When it comes to COVID-19, many people believe, “Well, it can’t happen to me!” But with 16.8 million diagnosed cases worldwide, and nearly 4.5 million of those in the United States alone, the chances seem increasingly likely. For Mike Krabbenhoft, a Casselton businessman, his health journey began in March. Following hospitalization, Mike received a shock; he had both COVID-19 and Guillain-Barré syndrome. Read Mike’s full story on InfoForum.
Guillain-Barré syndrome (GBS) is a rare and unpredictable autoimmune disorder. Rather than attacking foreign invaders, the immune system mistakenly attacks the myelin sheath, the protective covering on peripheral nerves. In many cases, GBS occurs after some sort of viral infection. Up to 30% of patients still experience symptoms after 3 years. Symptoms include:

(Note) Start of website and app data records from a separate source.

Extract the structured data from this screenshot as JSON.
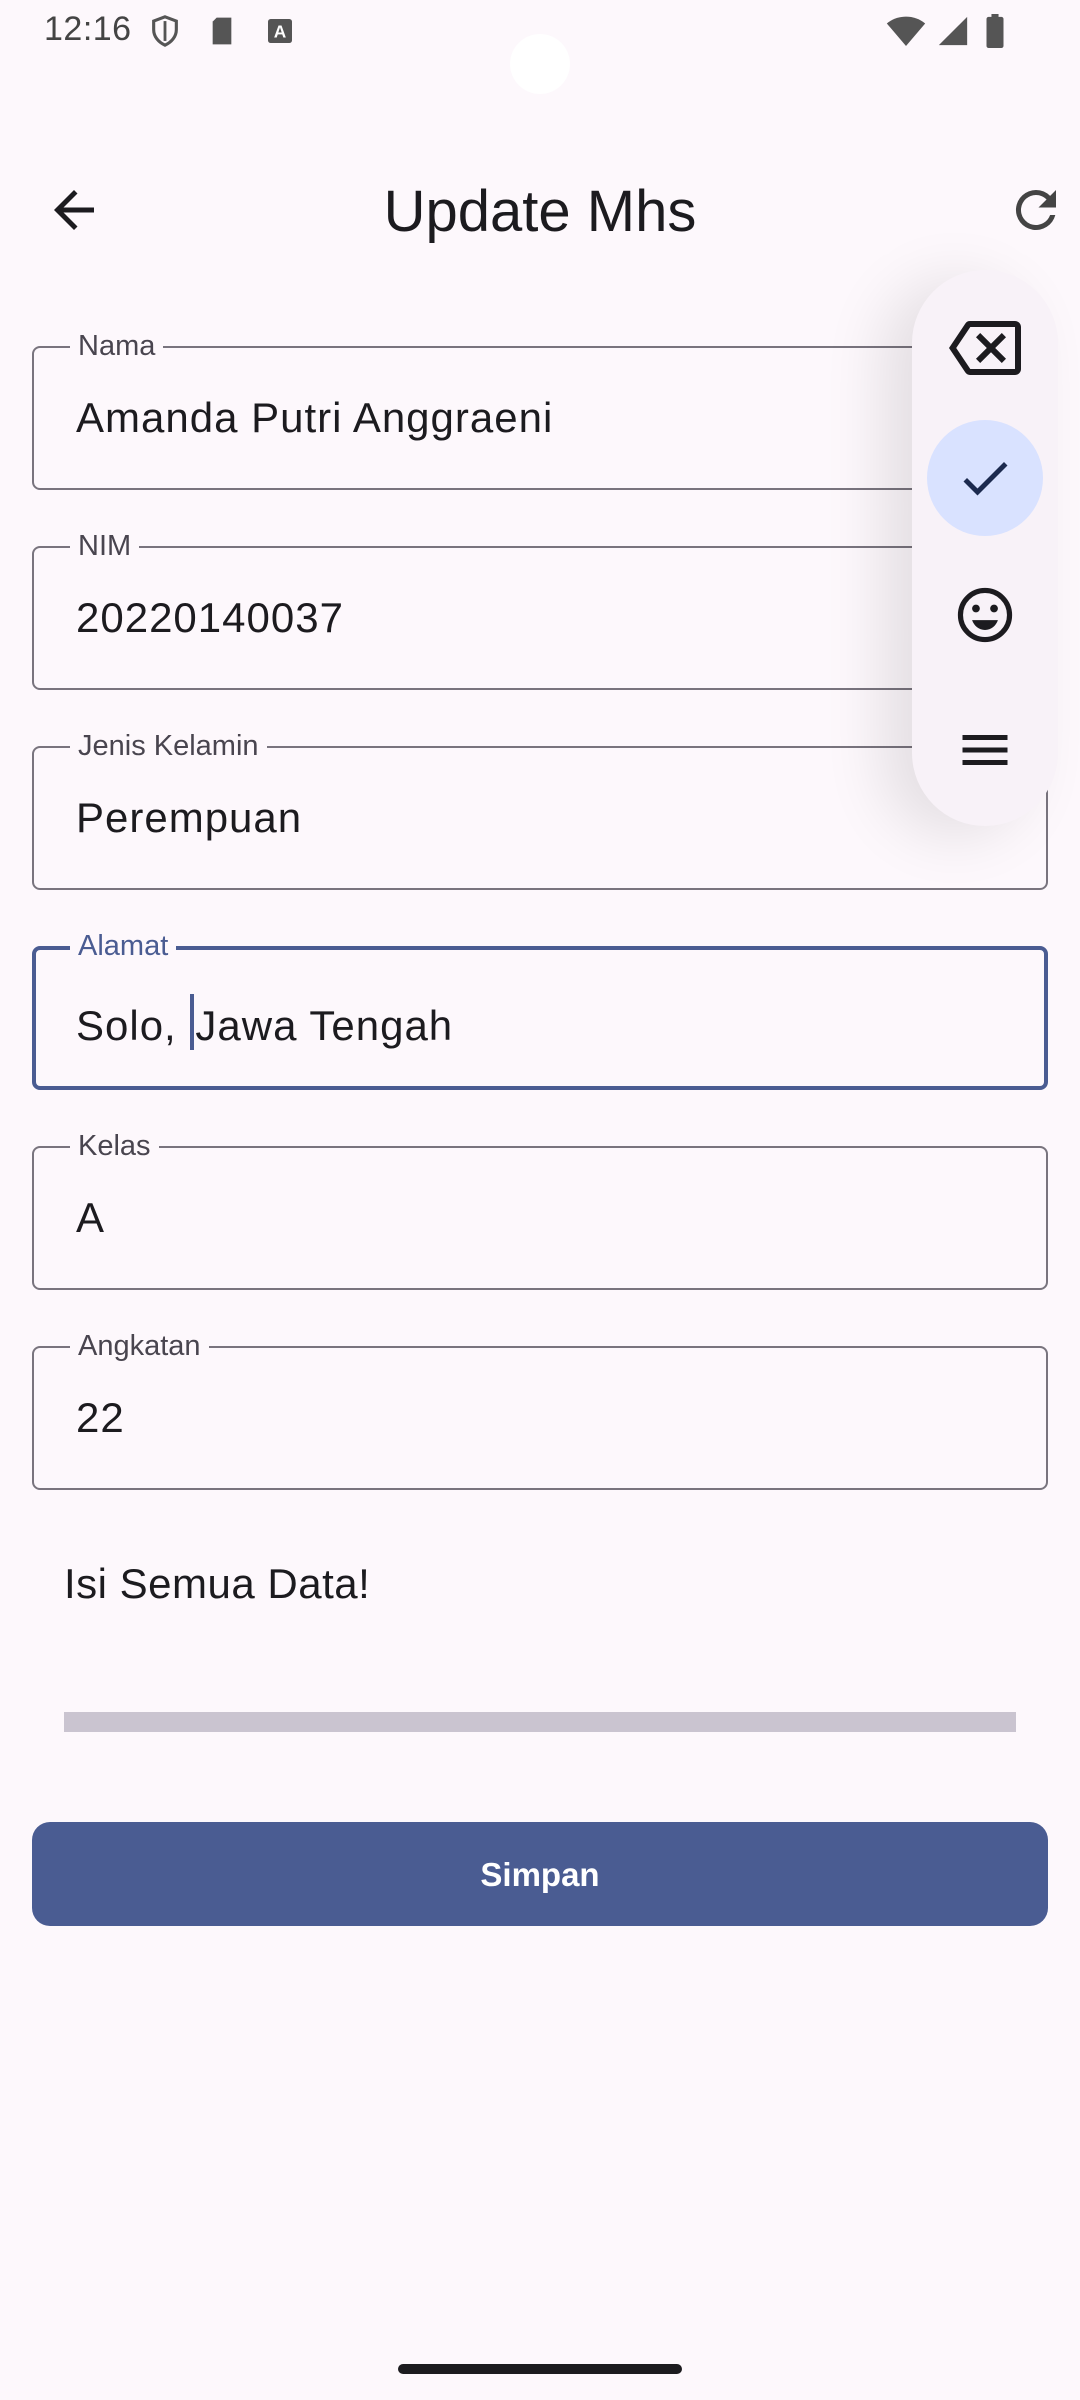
{
  "status_bar": {
    "time": "12:16",
    "icons": [
      "shield-icon",
      "sd-card-icon",
      "keyboard-a-icon",
      "wifi-icon",
      "cell-signal-icon",
      "battery-icon"
    ]
  },
  "app_bar": {
    "title": "Update Mhs",
    "back_icon": "arrow-back-icon",
    "refresh_icon": "refresh-icon"
  },
  "form": {
    "fields": [
      {
        "label": "Nama",
        "value": "Amanda Putri Anggraeni"
      },
      {
        "label": "NIM",
        "value": "20220140037"
      },
      {
        "label": "Jenis Kelamin",
        "value": "Perempuan"
      },
      {
        "label": "Alamat",
        "value_before_cursor": "Solo, ",
        "value_after_cursor": "Jawa Tengah",
        "focused": true
      },
      {
        "label": "Kelas",
        "value": "A"
      },
      {
        "label": "Angkatan",
        "value": "22"
      }
    ],
    "message": "Isi Semua Data!",
    "progress": 0,
    "save_label": "Simpan"
  },
  "floating_toolbar": {
    "items": [
      "backspace-icon",
      "check-icon",
      "emoji-icon",
      "menu-icon"
    ],
    "selected": "check-icon"
  },
  "colors": {
    "primary": "#4a5c92",
    "background": "#fdf8fc",
    "outline": "#79747e",
    "selected_chip": "#d9e2ff"
  }
}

- Leg tingling and weakness, which progressively spreads to the torso and arms
- Muscle pain
- Difficulty walking
- Problems with coordination
- High blood pressure
- Difficulty speaking and swallowing
- Paralysis (in severe cases)
Discover more on Guillain-Barré syndrome here.
In March, 67-year-old Mike Krabbenhoft attended a few basketball tournaments. Even though he enjoyed the sportsmanship and cheering on the teams, he returned home feeling sore, fatigued, and generally unwell. His first symptoms were a fever and loss of appetite. So Mike brushed it off as a cold or stomach bug.
However, his opinions changed the next morning when he woke up semi-paralyzed. He couldn’t move his arms or legs. Frightened, he visited the hospital and was immediately admitted. After running a series of diagnostic tests, doctors diagnosed Mike with both COVID-19 and Guillain-Barré syndrome. Between the two of them, his body failed to function properly.
As a result, Mike remained hospitalized for 3 months. As he slowly recovered, he found that he lost a lot of function. He couldn’t walk, speak, swallow, or use his hands. Since then, he has been participating in physical therapy. This involves exercising his legs, tongue and lips, and other areas to build strength and improve function. As of right now, he is still re-learning to walk, but he is hopeful.
Because of his condition, Mike has been unable to go home or work at his business since April. If you would like to donate to help Mike’s recovery, consider using his GoFundMe! Donate here.